[[ INFORMATION PROVIDED, beginning ]]

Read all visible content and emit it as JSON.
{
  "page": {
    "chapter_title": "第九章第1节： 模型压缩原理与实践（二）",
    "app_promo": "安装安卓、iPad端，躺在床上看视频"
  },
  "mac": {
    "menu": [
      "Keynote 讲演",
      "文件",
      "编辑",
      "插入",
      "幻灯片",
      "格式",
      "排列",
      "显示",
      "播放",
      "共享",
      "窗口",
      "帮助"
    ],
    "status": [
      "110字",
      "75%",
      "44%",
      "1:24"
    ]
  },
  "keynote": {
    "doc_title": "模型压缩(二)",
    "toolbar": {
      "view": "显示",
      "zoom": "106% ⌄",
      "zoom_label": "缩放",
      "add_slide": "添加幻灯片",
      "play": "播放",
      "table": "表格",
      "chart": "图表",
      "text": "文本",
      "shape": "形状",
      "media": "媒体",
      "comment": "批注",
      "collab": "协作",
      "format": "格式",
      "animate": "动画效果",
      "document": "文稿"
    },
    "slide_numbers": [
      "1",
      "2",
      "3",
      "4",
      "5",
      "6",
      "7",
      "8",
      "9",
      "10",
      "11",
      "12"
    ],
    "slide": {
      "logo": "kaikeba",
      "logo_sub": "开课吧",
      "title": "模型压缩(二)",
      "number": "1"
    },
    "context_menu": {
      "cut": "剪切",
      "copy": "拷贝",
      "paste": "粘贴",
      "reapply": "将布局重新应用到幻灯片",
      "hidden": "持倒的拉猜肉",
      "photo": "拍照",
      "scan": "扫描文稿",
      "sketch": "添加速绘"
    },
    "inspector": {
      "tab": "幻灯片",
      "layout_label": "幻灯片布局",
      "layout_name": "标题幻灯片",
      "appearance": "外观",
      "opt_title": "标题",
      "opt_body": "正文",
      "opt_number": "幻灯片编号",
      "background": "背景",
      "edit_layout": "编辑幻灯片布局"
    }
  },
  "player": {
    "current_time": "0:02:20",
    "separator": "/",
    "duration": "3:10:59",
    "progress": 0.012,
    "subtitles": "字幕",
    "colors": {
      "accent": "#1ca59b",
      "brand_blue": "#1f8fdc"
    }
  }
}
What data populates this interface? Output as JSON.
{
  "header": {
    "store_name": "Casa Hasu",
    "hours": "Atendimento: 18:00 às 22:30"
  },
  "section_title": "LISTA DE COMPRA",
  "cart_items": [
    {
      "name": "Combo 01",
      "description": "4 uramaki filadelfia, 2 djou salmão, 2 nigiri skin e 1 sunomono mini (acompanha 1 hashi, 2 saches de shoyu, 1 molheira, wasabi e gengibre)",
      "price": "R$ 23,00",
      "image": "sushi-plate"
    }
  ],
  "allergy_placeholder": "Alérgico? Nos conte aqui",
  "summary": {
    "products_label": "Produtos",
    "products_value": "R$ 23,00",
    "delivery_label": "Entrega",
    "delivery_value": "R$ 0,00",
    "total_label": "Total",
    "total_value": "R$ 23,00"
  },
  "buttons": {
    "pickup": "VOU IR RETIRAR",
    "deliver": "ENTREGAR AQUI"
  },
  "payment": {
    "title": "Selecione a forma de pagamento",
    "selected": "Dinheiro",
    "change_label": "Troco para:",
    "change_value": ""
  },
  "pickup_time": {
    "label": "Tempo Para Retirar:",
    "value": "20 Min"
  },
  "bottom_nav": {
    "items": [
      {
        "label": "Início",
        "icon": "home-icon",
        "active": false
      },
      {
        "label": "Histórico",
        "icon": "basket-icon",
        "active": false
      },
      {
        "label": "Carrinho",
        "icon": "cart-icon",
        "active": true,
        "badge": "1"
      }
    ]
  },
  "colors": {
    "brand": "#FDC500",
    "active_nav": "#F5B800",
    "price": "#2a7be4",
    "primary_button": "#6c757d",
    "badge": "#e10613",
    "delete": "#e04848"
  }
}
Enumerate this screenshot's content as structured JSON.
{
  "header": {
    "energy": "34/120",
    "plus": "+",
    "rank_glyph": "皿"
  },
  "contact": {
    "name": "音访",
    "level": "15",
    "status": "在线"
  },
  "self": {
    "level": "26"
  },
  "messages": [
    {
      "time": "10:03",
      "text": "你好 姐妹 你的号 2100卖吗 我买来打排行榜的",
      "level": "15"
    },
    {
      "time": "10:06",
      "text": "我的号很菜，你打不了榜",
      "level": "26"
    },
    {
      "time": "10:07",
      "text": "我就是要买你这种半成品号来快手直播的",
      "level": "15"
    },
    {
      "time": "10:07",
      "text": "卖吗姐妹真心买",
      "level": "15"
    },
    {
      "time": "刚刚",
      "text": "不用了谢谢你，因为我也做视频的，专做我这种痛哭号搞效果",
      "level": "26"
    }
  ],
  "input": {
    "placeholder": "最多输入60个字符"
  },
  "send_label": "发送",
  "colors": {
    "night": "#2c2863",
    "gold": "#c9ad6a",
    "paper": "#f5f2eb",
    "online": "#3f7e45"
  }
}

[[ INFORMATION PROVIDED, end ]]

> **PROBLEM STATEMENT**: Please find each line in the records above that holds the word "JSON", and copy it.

> **EXERCISE ANSWER**:
Read all visible content and emit it as JSON.
What data populates this interface? Output as JSON.
Enumerate this screenshot's content as structured JSON.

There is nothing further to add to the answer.